by
May 15 – May 21, 2023
Security issues

Ukrainian Military Intelligence Reveals Details of Confidential Communication Channel with Belarus: Non-Aggression Pact in Jeopardy

The situation got worse
Ukrainian Military Intelligence Reveals Details of Confidential Communication Channel with Belarus: Non-Aggression Pact in Jeopardy
Депутат Верховной рады Украины Евгений Шевченко на встрече с Александром Лукашенко 20 апреля 2021 г. Фото: president.gov.by

Ukrainian military intelligence has recently divulged information regarding a confidential communication channel between Minsk and Kyiv, which has long been used to deter direct involvement of the Belarusian army in Russian aggression. While Kyiv denies an immediate threat of a new offensive from Belarus, it cannot be ruled out in the future, and it appears that the confidential channel is no longer effective in deterring such a scenario.

Kirill Budanov, the head of Ukraine’s Main Intelligence Directorate of the Ministry of Defense (GUR), publicly acknowledged the utilization of Ukrainian Verkhovna Rada deputy Yevgeny Shevchenko as a means to establish communication with the Belarusian leadership. This was aimed at preventing Belarus from directly participating in the war during the early stages of the Russian invasion, as well as deterring any attempts to enter Ukraine from Belarusian territory or launch strikes. According to GUR, this objective has been achieved through complex operations.
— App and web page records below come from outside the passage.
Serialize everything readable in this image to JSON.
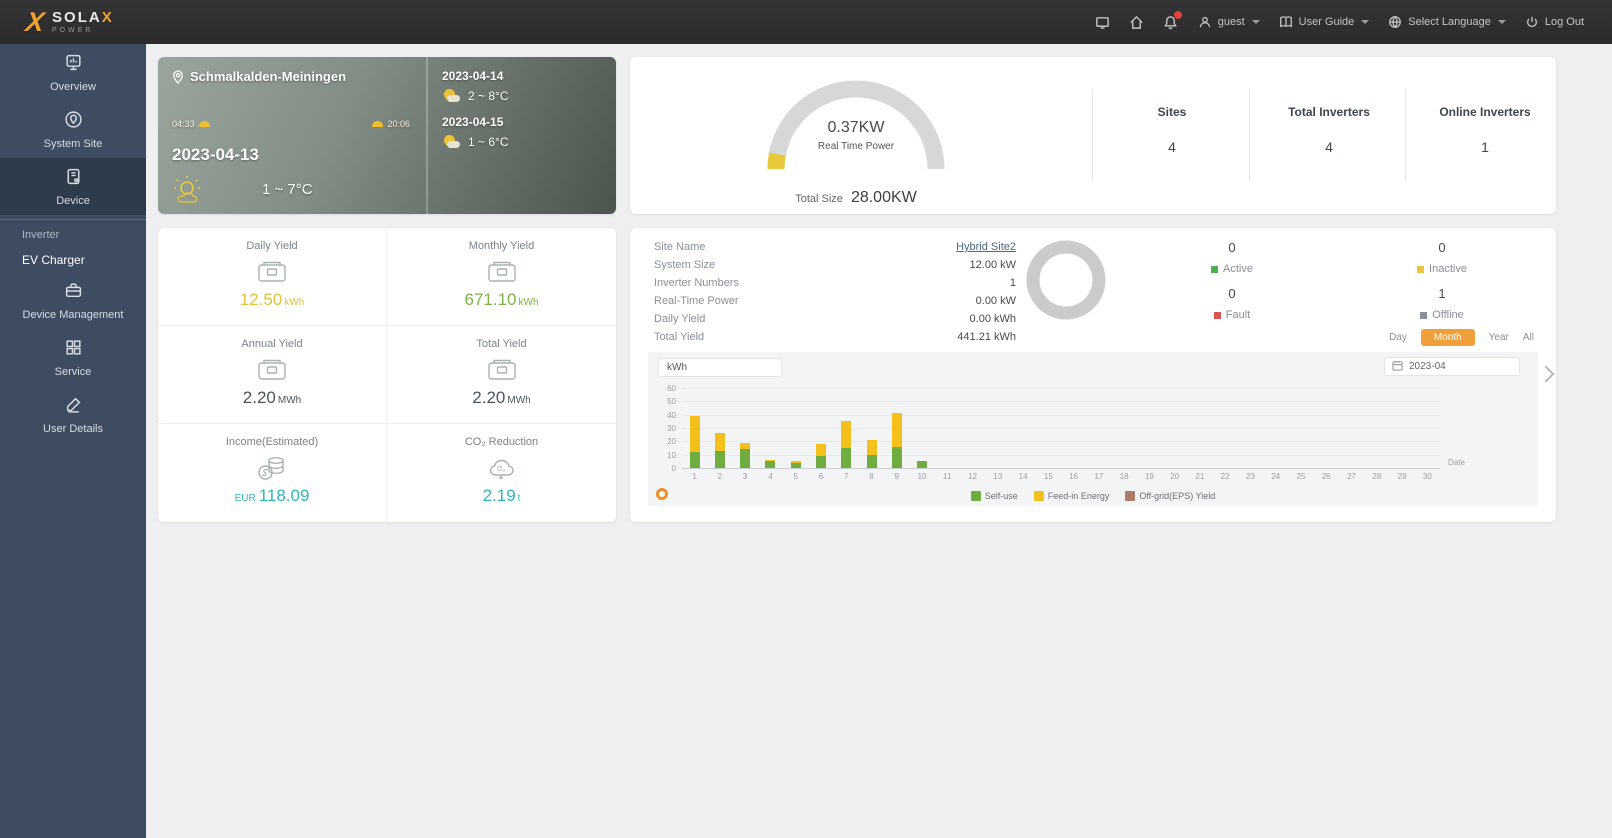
{
  "topbar": {
    "brand": "SOLA",
    "brand_x": "X",
    "brand_sub": "POWER",
    "user": "guest",
    "user_guide": "User Guide",
    "language": "Select Language",
    "logout": "Log Out"
  },
  "sidebar": {
    "items": [
      {
        "id": "overview",
        "label": "Overview",
        "icon": "monitor-icon"
      },
      {
        "id": "system-site",
        "label": "System Site",
        "icon": "site-icon"
      },
      {
        "id": "device",
        "label": "Device",
        "icon": "device-icon",
        "active": true
      },
      {
        "id": "inverter",
        "label": "Inverter",
        "sub": true
      },
      {
        "id": "ev-charger",
        "label": "EV Charger",
        "sub": true,
        "highlight": true
      },
      {
        "id": "device-management",
        "label": "Device Management",
        "icon": "toolbox-icon"
      },
      {
        "id": "service",
        "label": "Service",
        "icon": "service-icon"
      },
      {
        "id": "user-details",
        "label": "User Details",
        "icon": "pen-icon"
      }
    ]
  },
  "weather": {
    "location": "Schmalkalden-Meiningen",
    "sunrise": "04:33",
    "sunset": "20:06",
    "today_date": "2023-04-13",
    "today_temp": "1 ~ 7°C",
    "forecast": [
      {
        "date": "2023-04-14",
        "temp": "2 ~ 8°C"
      },
      {
        "date": "2023-04-15",
        "temp": "1 ~ 6°C"
      }
    ]
  },
  "summary": {
    "power_value": "0.37KW",
    "power_label": "Real Time Power",
    "total_size_label": "Total Size",
    "total_size_value": "28.00KW",
    "accent_color": "#e9c93c",
    "stats": [
      {
        "label": "Sites",
        "value": "4"
      },
      {
        "label": "Total Inverters",
        "value": "4"
      },
      {
        "label": "Online Inverters",
        "value": "1"
      }
    ]
  },
  "yields": {
    "cells": [
      {
        "label": "Daily Yield",
        "prefix": "",
        "value": "12.50",
        "unit": "kWh",
        "color": "#dfc33a",
        "icon": "meter-icon"
      },
      {
        "label": "Monthly Yield",
        "prefix": "",
        "value": "671.10",
        "unit": "kWh",
        "color": "#7cb342",
        "icon": "meter-icon"
      },
      {
        "label": "Annual Yield",
        "prefix": "",
        "value": "2.20",
        "unit": "MWh",
        "color": "#4a5560",
        "icon": "meter-icon"
      },
      {
        "label": "Total Yield",
        "prefix": "",
        "value": "2.20",
        "unit": "MWh",
        "color": "#4a5560",
        "icon": "meter-icon"
      },
      {
        "label": "Income(Estimated)",
        "prefix": "EUR",
        "value": "118.09",
        "unit": "",
        "color": "#2fb9b3",
        "icon": "income-icon"
      },
      {
        "label": "CO₂ Reduction",
        "prefix": "",
        "value": "2.19",
        "unit": "t",
        "color": "#2fb9b3",
        "icon": "co2-icon"
      }
    ]
  },
  "site_detail": {
    "rows": [
      {
        "label": "Site Name",
        "value": "Hybrid Site2",
        "link": true
      },
      {
        "label": "System Size",
        "value": "12.00 kW"
      },
      {
        "label": "Inverter Numbers",
        "value": "1"
      },
      {
        "label": "Real-Time Power",
        "value": "0.00 kW"
      },
      {
        "label": "Daily Yield",
        "value": "0.00 kWh"
      },
      {
        "label": "Total Yield",
        "value": "441.21 kWh"
      }
    ],
    "donut_color": "#c9cbcd",
    "statuses": [
      {
        "label": "Active",
        "value": "0",
        "color": "#4caf50"
      },
      {
        "label": "Inactive",
        "value": "0",
        "color": "#e8c436"
      },
      {
        "label": "Fault",
        "value": "0",
        "color": "#d9534f"
      },
      {
        "label": "Offline",
        "value": "1",
        "color": "#8a8f99"
      }
    ],
    "period_tabs": [
      {
        "label": "Day"
      },
      {
        "label": "Month",
        "active": true
      },
      {
        "label": "Year"
      },
      {
        "label": "All"
      }
    ]
  },
  "chart_data": {
    "type": "bar",
    "stacked": true,
    "unit_select": "kWh",
    "date_value": "2023-04",
    "xlabel": "Date",
    "x": [
      1,
      2,
      3,
      4,
      5,
      6,
      7,
      8,
      9,
      10,
      11,
      12,
      13,
      14,
      15,
      16,
      17,
      18,
      19,
      20,
      21,
      22,
      23,
      24,
      25,
      26,
      27,
      28,
      29,
      30
    ],
    "ylim": [
      0,
      60
    ],
    "yticks": [
      0,
      10,
      20,
      30,
      40,
      50,
      60
    ],
    "legend_position": "bottom",
    "series": [
      {
        "name": "Self-use",
        "color": "#6fae3e",
        "values": [
          12,
          13,
          14,
          5,
          4,
          9,
          15,
          10,
          16,
          5,
          0,
          0,
          0,
          0,
          0,
          0,
          0,
          0,
          0,
          0,
          0,
          0,
          0,
          0,
          0,
          0,
          0,
          0,
          0,
          0
        ]
      },
      {
        "name": "Feed-in Energy",
        "color": "#f3c01c",
        "values": [
          27,
          13,
          5,
          1,
          1,
          9,
          20,
          11,
          25,
          0,
          0,
          0,
          0,
          0,
          0,
          0,
          0,
          0,
          0,
          0,
          0,
          0,
          0,
          0,
          0,
          0,
          0,
          0,
          0,
          0
        ]
      },
      {
        "name": "Off-grid(EPS) Yield",
        "color": "#ad7a68",
        "values": [
          0,
          0,
          0,
          0,
          0,
          0,
          0,
          0,
          0,
          0,
          0,
          0,
          0,
          0,
          0,
          0,
          0,
          0,
          0,
          0,
          0,
          0,
          0,
          0,
          0,
          0,
          0,
          0,
          0,
          0
        ]
      }
    ]
  }
}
Shevchenko had already met with Lukashenka in April 2021, prior to the outbreak of the war, after which he was expelled from the Servant of the People faction a few months later. Paris also played a role in neutralizing direct Belarusian army involvement in the Ukrainian invasion, contributing to a tentative agreement between Kyiv and Minsk. The essence of the agreement was that as long as the Belarusian armed forces refrain from direct participation in Russian military aggression, Ukraine would abstain from missile attacks on Russian and Belarusian targets within Belarusian territory.

It is plausible that the same communication channel was used by Kyiv to propose a non-aggression pact to Minsk, as mentioned by Lukashenka in January of this year. It is possible that Shevchenko met with Lukashenka during his mysterious visit to the Viskuli residence in the Brest region on April 24, during which he purportedly received guarantees of non-aggression from Ukraine and Poland.

Budanov also asserted that there is no threat from Belarus since “the last Russian soldier fled from the territory of the Kyiv region.” Thus, Ukraine currently has no operational need to encroach upon Belarusian territory in any manner. According to him, Moscow is presently using Belarusian territory for the training of mobilized forces and as a means of exerting political pressure on the West. He further assured that there is no imminent offensive from Belarus to be feared.

Ironically, these statements, along with the revelation of the circumstances and details of the confidential communication channel with Lukashenka, coincide with discussions among Russian military experts and bloggers regarding the necessity of a new offensive operation from the north during the summer-autumn campaign. The objective would be to prevent the Ukrainian Armed Forces (APU) from launching strikes in the southern front—specifically the Zaporozhye-Kherson-Crimean direction.

This potential Russian offensive from the north, including the involvement of Belarusian territory, would entail the occupation of Chernihiv and/or Sumy regions by Russian troops. Its purpose would be to create a constant offensive threat to Kyiv, thereby forcing the transfer of a significant military contingent from the Ukrainian Armed Forces to defend the capital. Consequently, this would weaken the striking capabilities in the Sea of Azov and the Donbass region.

The fact that Kyiv has disclosed the existence of a confidential communication channel with Minsk suggests that it is no longer deemed necessary, and its intended functions and tasks may no longer be feasible. This is likely due to Moscow’s plans to deploy nuclear weapons in Belarus, bolstering its military presence and conducting the “West-2023” strategic maneuvers during the summer-autumn period. As a result, a new invasion by Russian forces or the Rapid Reaction Forces from Belarusian territory seems to be a matter of time. Consequently, the non-aggression pact may become invalidated.

You have been successfully subscribed

Subscribe to our newsletter

Once a week, in coordination with a group of prominent Belarusian analysts, we provide analytical commentaries on the most topical and relevant issues, including the behind-the-scenes processes occurring in Belarus. These commentaries are available in Belarusian, Russian, and English.
EN
BE/RU
Subscribe

Situation in Belarus

February 19 – February 25
View all

Subscribe to us

Read more